Recommended: Samrai – Riddim Trax EP

At the heart of Swing Ting, a Manchester-based collective whose core members curate nights, deejay at night and create music, sit Deejay Samrai and Platt. The duo came together initially to form a function where they could play out a diverse range of bass-driven tracks, non-ironically, to a crowd of slaves to the rhythm. Since its birth in 2008, the crew has since garnered the most apt residents for their monthly parties, including Murlo and Joey B. As well as promoting and playing out, the pair has also released a splattering of tracks, including “Head Gone“, which features one of our favourite vocal hooks by Mr Fox (one that Murlo later twisted into this bombastic number). So evidently, within Swing Ting, there is a steadfast dedication to diversity and dancefloor, which provides the context needed to appreciate Samrai’s neat, four-track debut solo release: Riddim Trax.

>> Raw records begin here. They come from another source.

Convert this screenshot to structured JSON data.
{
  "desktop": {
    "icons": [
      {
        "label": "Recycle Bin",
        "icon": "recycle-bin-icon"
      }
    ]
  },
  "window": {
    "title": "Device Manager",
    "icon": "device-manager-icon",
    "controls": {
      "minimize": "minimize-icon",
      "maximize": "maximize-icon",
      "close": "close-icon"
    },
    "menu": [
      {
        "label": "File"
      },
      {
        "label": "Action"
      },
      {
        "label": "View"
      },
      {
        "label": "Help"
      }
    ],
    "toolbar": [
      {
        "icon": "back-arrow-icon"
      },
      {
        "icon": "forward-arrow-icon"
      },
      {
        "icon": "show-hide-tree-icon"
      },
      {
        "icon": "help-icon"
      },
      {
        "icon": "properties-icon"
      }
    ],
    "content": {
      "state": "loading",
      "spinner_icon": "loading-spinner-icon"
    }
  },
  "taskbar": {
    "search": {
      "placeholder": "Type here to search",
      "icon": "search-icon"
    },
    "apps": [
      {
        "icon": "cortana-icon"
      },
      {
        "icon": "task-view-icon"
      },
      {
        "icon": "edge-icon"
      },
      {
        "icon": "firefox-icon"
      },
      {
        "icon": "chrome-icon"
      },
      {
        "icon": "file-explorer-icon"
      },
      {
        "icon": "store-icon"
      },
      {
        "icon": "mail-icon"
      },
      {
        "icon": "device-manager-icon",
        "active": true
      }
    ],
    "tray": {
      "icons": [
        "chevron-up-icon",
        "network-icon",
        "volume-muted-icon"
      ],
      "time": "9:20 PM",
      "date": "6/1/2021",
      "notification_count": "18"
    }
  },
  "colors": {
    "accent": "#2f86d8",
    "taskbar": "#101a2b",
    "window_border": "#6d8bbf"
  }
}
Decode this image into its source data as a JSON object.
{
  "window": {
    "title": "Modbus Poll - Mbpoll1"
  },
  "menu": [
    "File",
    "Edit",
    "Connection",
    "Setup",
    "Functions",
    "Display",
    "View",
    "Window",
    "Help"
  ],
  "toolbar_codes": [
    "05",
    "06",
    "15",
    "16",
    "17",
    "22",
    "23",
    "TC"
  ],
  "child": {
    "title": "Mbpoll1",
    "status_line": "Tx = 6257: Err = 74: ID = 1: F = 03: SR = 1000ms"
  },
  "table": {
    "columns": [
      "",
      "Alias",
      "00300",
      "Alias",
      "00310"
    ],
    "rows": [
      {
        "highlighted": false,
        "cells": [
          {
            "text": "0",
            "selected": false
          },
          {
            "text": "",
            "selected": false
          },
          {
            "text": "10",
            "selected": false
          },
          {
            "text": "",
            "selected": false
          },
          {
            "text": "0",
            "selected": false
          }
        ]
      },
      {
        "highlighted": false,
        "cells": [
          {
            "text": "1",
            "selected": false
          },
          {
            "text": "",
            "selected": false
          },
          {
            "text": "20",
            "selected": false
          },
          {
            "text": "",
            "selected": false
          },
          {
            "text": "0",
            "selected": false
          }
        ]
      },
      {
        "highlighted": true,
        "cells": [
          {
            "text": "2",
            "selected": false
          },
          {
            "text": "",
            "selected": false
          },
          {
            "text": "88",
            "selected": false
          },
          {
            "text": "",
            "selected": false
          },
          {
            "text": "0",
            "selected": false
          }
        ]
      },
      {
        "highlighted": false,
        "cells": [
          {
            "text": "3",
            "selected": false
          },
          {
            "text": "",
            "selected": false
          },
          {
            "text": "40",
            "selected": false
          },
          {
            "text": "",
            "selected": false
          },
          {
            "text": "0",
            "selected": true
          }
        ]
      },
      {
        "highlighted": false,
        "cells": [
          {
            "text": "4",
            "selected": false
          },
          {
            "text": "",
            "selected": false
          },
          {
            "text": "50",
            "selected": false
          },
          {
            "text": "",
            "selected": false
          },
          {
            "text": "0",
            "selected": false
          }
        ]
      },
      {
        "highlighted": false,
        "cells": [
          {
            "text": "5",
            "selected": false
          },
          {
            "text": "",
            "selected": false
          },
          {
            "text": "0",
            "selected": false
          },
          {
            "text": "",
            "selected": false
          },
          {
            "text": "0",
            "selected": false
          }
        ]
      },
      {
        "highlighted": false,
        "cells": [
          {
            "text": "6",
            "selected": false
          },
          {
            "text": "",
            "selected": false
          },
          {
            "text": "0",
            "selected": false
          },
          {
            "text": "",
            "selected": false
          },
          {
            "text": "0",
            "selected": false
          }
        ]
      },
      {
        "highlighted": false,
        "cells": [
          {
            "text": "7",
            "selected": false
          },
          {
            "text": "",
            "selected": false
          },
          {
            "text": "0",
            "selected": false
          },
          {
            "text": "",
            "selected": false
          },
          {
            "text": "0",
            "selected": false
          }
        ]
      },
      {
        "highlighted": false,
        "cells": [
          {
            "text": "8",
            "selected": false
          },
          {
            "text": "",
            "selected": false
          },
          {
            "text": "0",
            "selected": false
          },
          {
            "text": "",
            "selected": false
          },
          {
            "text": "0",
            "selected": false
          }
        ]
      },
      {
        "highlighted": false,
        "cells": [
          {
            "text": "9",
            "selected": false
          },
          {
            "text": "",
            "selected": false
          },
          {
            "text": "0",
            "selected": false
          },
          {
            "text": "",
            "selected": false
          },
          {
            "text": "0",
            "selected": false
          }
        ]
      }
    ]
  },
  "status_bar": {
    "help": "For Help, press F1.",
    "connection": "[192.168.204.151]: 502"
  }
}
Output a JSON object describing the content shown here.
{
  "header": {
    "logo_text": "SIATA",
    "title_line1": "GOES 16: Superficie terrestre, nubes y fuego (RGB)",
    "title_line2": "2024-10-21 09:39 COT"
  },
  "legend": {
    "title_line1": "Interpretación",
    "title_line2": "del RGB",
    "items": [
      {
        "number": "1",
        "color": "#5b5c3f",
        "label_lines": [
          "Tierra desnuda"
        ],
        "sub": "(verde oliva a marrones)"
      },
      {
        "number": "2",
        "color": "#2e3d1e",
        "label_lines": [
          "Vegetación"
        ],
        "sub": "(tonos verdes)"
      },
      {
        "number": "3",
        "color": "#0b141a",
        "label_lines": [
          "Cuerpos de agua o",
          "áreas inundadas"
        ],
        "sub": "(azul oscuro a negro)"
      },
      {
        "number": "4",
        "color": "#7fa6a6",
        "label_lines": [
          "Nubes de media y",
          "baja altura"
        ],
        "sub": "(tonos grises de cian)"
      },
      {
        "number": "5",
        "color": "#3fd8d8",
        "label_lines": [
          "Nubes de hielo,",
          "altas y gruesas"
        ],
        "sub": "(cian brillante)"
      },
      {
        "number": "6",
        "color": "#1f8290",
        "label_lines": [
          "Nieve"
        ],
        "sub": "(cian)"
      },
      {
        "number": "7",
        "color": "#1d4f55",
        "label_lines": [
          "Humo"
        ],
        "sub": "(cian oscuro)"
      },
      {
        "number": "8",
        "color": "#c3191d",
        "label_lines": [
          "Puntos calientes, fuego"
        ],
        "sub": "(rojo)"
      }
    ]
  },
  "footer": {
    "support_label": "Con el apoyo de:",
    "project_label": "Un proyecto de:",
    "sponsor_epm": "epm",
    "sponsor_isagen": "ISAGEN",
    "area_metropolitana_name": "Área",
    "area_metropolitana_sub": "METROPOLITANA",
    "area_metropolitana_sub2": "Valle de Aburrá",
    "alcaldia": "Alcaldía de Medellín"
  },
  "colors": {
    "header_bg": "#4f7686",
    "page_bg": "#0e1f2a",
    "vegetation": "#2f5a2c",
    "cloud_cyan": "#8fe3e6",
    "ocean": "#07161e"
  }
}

Stream: Samrai – Let It Ride featuring Mr Fox (Niche ‘N’ Bump)

The clue’s in the name: the priority here is rhythm. This is of course expected of the label, Niche ‘N’ Bump, which has always remained faithful to UK funky in its output. The record opens with “Let It Ride”, wherein a rumba-style beat gurgles and Mr Fox sings, soothing, “Music’s flowing, yeah yeah… Got me going, crazy…” This is not breakthrough lyricism but that’s the point. In true singjay style, Fox weaves another layer into the track’s soft, skippy rhythmical texture. The second, and final, number on the A-side is “Responsibility Riddim”. It’s an instrumental version of the previous track – again, proof of Samrai’s club-driven ethic. But its placement straight after the vocal mix is interesting because, in a clever bit of foreshadowing, it lets the listener know that the mood shifts when the record’s flipped. 

If the A-side is all bloom and breeze, the B-side is shards of ice and tarmac. In “Problematic Riddim”, four to the floor, militant snares march you onwards until you reach a contrastingly giggly climax, its trembling synths reminiscent of a Sega level-up skit. Samrai continues to tease us; starry bursts dissipate as soon as they arrive. Things take a step even more left of centre in the finale, “Concrete Riddim”, when we are exposed to the producer’s most angular, spasming track yet. Muted drum sounds are stalked by prolonged, alien synths while some weird speech is muffled at the back; a plate of sounds that’ll have drum and bass heads licking their lips. Bashment in groove but grimier in tone, it is a brutally and beautifully contorted track. But the regular “hey[s]!” keep you stomping. And that’s the goal.

Stream: Samrai – Concrete Riddim (Niche ‘N’ Bump)


Erin Mathias